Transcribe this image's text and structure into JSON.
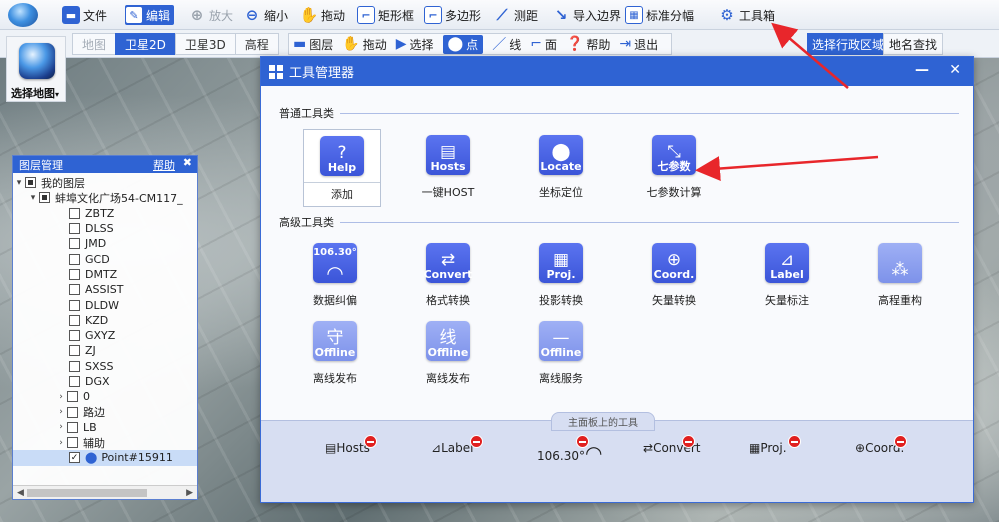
{
  "toolbar": {
    "file": "文件",
    "edit": "编辑",
    "zoom_in": "放大",
    "zoom_out": "缩小",
    "pan": "拖动",
    "rect_select": "矩形框",
    "polygon": "多边形",
    "measure": "测距",
    "import_boundary": "导入边界",
    "std_sheet": "标准分幅",
    "toolbox": "工具箱"
  },
  "map_tabs": [
    {
      "label": "地图",
      "state": "disabled"
    },
    {
      "label": "卫星2D",
      "state": "active"
    },
    {
      "label": "卫星3D",
      "state": "normal"
    },
    {
      "label": "高程",
      "state": "normal"
    }
  ],
  "row2_tools": {
    "layers": "图层",
    "pan": "拖动",
    "select": "选择",
    "point": "点",
    "line": "线",
    "area": "面",
    "help": "帮助",
    "exit": "退出"
  },
  "region_button": "选择行政区域",
  "place_search": "地名查找",
  "select_map_label": "选择地图",
  "layer_panel": {
    "title": "图层管理",
    "help": "帮助",
    "close": "✖",
    "root": "我的图层",
    "group": "蚌埠文化广场54-CM117_",
    "layers": [
      "ZBTZ",
      "DLSS",
      "JMD",
      "GCD",
      "DMTZ",
      "ASSIST",
      "DLDW",
      "KZD",
      "GXYZ",
      "ZJ",
      "SXSS",
      "DGX"
    ],
    "collapsed": [
      "0",
      "路边",
      "LB",
      "辅助"
    ],
    "selected_item": "Point#15911"
  },
  "dialog": {
    "title": "工具管理器",
    "section_common": "普通工具类",
    "section_advanced": "高级工具类",
    "panel_label": "主面板上的工具",
    "common_tools": [
      {
        "caption": "Help",
        "glyph": "?",
        "name": "添加"
      },
      {
        "caption": "Hosts",
        "glyph": "▤",
        "name": "一键HOST"
      },
      {
        "caption": "Locate",
        "glyph": "⬤",
        "name": "坐标定位"
      },
      {
        "caption": "七参数",
        "glyph": "⤡",
        "name": "七参数计算"
      }
    ],
    "advanced_tools": [
      {
        "caption": "106.30°",
        "glyph": "◠",
        "name": "数据纠偏"
      },
      {
        "caption": "Convert",
        "glyph": "⇄",
        "name": "格式转换"
      },
      {
        "caption": "Proj.",
        "glyph": "▦",
        "name": "投影转换"
      },
      {
        "caption": "Coord.",
        "glyph": "⊕",
        "name": "矢量转换"
      },
      {
        "caption": "Label",
        "glyph": "⊿",
        "name": "矢量标注"
      },
      {
        "caption": "",
        "glyph": "⁂",
        "name": "高程重构"
      },
      {
        "caption": "Offline",
        "glyph": "守",
        "name": "离线发布"
      },
      {
        "caption": "Offline",
        "glyph": "线",
        "name": "离线发布"
      },
      {
        "caption": "Offline",
        "glyph": "—",
        "name": "离线服务"
      }
    ],
    "panel_tools": [
      {
        "caption": "Hosts",
        "glyph": "▤"
      },
      {
        "caption": "Label",
        "glyph": "⊿"
      },
      {
        "caption": "106.30°",
        "glyph": "◠"
      },
      {
        "caption": "Convert",
        "glyph": "⇄"
      },
      {
        "caption": "Proj.",
        "glyph": "▦"
      },
      {
        "caption": "Coord.",
        "glyph": "⊕"
      }
    ]
  },
  "colors": {
    "accent": "#2f63d3",
    "tile": "#4a64e4",
    "remove": "#e02020",
    "arrow": "#e8262b"
  }
}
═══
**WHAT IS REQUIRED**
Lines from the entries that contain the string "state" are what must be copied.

**EXERCISE ANSWER**
      "state": "disabled"
      "state": "active"
      "state": "normal"
      "state": "normal"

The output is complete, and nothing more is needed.